Task objective. Filter the entries below, keeping every line that has the word "time".
*** Entries provided Section Begins ***
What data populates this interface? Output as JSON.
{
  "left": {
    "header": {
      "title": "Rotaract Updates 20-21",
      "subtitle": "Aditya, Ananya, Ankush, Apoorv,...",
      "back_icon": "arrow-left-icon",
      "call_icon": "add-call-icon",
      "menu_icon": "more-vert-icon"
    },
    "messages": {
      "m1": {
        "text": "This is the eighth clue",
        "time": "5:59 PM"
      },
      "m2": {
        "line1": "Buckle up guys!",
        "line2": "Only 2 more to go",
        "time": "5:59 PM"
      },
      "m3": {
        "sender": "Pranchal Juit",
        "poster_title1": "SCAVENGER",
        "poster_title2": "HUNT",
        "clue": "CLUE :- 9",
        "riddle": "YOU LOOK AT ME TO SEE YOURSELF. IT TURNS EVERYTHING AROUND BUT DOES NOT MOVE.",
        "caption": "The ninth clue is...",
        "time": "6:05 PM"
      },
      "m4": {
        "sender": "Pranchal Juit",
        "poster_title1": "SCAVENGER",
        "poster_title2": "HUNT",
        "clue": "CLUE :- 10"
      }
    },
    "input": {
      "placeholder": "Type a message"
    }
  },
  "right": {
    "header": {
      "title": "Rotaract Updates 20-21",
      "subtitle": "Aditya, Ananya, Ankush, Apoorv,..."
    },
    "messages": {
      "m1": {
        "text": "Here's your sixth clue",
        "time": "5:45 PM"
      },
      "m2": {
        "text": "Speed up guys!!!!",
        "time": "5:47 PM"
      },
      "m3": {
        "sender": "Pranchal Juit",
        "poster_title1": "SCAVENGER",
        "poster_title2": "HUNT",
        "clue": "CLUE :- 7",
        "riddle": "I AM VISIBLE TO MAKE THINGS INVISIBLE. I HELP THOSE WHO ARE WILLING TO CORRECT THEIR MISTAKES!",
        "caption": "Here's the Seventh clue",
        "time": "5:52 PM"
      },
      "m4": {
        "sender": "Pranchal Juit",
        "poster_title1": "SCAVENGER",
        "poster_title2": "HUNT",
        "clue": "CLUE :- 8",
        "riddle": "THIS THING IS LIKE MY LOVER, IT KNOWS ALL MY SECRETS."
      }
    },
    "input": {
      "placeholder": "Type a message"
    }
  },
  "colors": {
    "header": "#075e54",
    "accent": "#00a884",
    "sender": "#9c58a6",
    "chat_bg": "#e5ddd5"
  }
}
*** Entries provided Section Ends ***
Exercise answer.
        "time": "5:59 PM"
        "time": "5:59 PM"
        "time": "6:05 PM"
        "time": "5:45 PM"
        "time": "5:47 PM"
        "time": "5:52 PM"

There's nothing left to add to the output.